During 2016 the Victorian Coroner recommended that in order that general practitioners providing anaesthesia services remain informed, appraised of and proficient in current practice and current practice standards in the area of anaesthesia a compulsory continuing professional development (CPD) scheme be implemented.
A second recommendation was to link the provision of ongoing or triennium accreditation to practice as a general practitioner providing anaesthesia services only on the completion of compulsory CPD points as determined within the stated period.
This was discussed by the JCCA and agreed that a mandatory CPD program should be introduced for the 2017–19 triennium. The JCCA recognises that it can only recommend compliance with the CPD Standard. However, this information has been advised to health authorities encouraging that demonstration of compliance with the JCCA CPD Standard should be sought from general practitioners providing anaesthesia services as part of routine credentialing processes.
The 2017–19 requirements are outlined in the handbook which can be downloaded below.
In the handbook there is mention of a Return to work procedure and Recognition of prior learning policy. These two documents are currently with the three colleges for consideration of endorsement and will be added to the website when confirmed.
A GP who has completed the 12 months GP anaesthesia training or previously enrolled in the Maintenance of Professional Standards program during the 2002–04 triennium or after is required to complete the one page registration form only.
New enrollees should complete the longer enrolment form. This application requires evidence of anaesthesia training, qualifications, recent caseload, curriculum vitae, and reports on completion of a supervised clinical attachment and the JCCA's examination, to be attached.
Enrolment with the JCCA is not compulsory and general practitioners providing anaesthesia services can complete the JCCA CPD requirements in their own College CPD program (RACGP, ANZCA or ACRRM).
Please note: Forms need to be downloaded and saved on your computer in order for you to be able to fill them out electronically.
Recognition of Prior Learning
It is possible that the Joint Consultative Committee on Anaesthesia (JCCA) can consider prior training towards the issue of a statement of equivalence to its Curriculum Statement for General Practitioner Anaesthesia but this is not guaranteed. Each applicant’s case is treated individually with consideration being given to the original training and its format, assessment reports, evidence of intention to enter rural general practice training and referee reports provided. The Recognition of prior learning policy and application form can be downloaded below.
The JCCA advises that the issue that the issue of a statement of equivalence of training is related to the curriculum training only and is not connected with whether a GP can practise as a GP providing anaesthesia services in a rural area in the future. This is not the JCCA's decision and requires credentialing by a hospital credentialing committee.

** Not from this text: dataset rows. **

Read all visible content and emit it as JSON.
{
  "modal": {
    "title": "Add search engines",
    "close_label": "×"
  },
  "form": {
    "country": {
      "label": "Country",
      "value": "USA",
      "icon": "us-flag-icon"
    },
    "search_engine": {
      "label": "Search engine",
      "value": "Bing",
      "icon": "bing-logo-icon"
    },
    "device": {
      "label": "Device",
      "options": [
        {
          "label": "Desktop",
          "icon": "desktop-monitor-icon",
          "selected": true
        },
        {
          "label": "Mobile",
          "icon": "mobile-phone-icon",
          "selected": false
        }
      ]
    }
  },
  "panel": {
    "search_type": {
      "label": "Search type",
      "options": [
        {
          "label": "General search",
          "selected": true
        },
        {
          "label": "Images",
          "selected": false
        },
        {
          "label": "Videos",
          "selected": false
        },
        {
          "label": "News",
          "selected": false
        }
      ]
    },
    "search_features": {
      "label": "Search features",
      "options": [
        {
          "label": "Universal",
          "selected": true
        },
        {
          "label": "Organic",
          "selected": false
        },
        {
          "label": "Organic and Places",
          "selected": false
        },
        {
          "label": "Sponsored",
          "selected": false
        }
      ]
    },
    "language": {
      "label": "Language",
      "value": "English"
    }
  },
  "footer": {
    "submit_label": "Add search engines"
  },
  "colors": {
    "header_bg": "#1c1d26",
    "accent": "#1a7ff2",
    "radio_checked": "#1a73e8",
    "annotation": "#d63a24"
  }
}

General practitioners providing anaesthesia services to practice after they have been away from anaesthesia practise
It is the JCCA’s policy that a return to work program must be completed where a general practitioner providing anaesthesia services has had time out of Anaesthesia practice. As there is a large degree of individual variation in the impact of factors involved return to practice programs must be tailored to individual needs. The overall aim is to ensure that the general practitioner providing anaesthesia services provides safe and up–to–date care.
The JCCA’s Return to work/upskilling policy and application form can be downloaded below.